Output every line below exactly.

_RECORDS SHOWN_.
────────────────────

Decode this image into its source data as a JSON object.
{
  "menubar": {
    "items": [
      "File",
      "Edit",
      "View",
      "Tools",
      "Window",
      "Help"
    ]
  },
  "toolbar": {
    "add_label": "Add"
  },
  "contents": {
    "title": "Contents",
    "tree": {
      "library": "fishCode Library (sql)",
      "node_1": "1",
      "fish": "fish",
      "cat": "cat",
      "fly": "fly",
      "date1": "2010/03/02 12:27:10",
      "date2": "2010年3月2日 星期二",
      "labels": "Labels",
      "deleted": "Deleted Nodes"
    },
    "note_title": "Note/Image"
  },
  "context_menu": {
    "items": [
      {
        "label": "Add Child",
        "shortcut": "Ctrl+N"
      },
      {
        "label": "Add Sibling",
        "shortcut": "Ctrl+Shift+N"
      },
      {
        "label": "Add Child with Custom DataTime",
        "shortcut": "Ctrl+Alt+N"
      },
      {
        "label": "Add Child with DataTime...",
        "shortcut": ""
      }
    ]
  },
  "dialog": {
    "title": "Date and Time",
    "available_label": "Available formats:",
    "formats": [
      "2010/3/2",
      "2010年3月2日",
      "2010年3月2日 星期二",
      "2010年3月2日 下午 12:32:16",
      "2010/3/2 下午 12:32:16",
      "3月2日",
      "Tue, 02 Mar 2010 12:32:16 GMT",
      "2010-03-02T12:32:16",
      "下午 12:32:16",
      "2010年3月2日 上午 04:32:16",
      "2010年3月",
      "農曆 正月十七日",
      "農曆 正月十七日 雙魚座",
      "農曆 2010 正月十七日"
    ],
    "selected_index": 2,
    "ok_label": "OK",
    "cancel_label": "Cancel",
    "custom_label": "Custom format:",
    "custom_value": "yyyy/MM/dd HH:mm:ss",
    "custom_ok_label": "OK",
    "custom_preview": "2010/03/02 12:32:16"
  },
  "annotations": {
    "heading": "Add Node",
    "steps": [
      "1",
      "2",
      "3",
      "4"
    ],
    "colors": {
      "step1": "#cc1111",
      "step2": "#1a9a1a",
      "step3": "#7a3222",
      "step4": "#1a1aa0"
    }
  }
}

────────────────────

_TASK RESULT_.
Decode this image into its source data as a JSON object.
{
  "menubar": {
    "items": [
      "File",
      "Edit",
      "View",
      "Tools",
      "Window",
      "Help"
    ]
  },
  "toolbar": {
    "add_label": "Add"
  },
  "contents": {
    "title": "Contents",
    "tree": {
      "library": "fishCode Library (sql)",
      "node_1": "1",
      "fish": "fish",
      "cat": "cat",
      "fly": "fly",
      "date1": "2010/03/02 12:27:10",
      "date2": "2010年3月2日 星期二",
      "labels": "Labels",
      "deleted": "Deleted Nodes"
    },
    "note_title": "Note/Image"
  },
  "context_menu": {
    "items": [
      {
        "label": "Add Child",
        "shortcut": "Ctrl+N"
      },
      {
        "label": "Add Sibling",
        "shortcut": "Ctrl+Shift+N"
      },
      {
        "label": "Add Child with Custom DataTime",
        "shortcut": "Ctrl+Alt+N"
      },
      {
        "label": "Add Child with DataTime...",
        "shortcut": ""
      }
    ]
  },
  "dialog": {
    "title": "Date and Time",
    "available_label": "Available formats:",
    "formats": [
      "2010/3/2",
      "2010年3月2日",
      "2010年3月2日 星期二",
      "2010年3月2日 下午 12:32:16",
      "2010/3/2 下午 12:32:16",
      "3月2日",
      "Tue, 02 Mar 2010 12:32:16 GMT",
      "2010-03-02T12:32:16",
      "下午 12:32:16",
      "2010年3月2日 上午 04:32:16",
      "2010年3月",
      "農曆 正月十七日",
      "農曆 正月十七日 雙魚座",
      "農曆 2010 正月十七日"
    ],
    "selected_index": 2,
    "ok_label": "OK",
    "cancel_label": "Cancel",
    "custom_label": "Custom format:",
    "custom_value": "yyyy/MM/dd HH:mm:ss",
    "custom_ok_label": "OK",
    "custom_preview": "2010/03/02 12:32:16"
  },
  "annotations": {
    "heading": "Add Node",
    "steps": [
      "1",
      "2",
      "3",
      "4"
    ],
    "colors": {
      "step1": "#cc1111",
      "step2": "#1a9a1a",
      "step3": "#7a3222",
      "step4": "#1a1aa0"
    }
  }
}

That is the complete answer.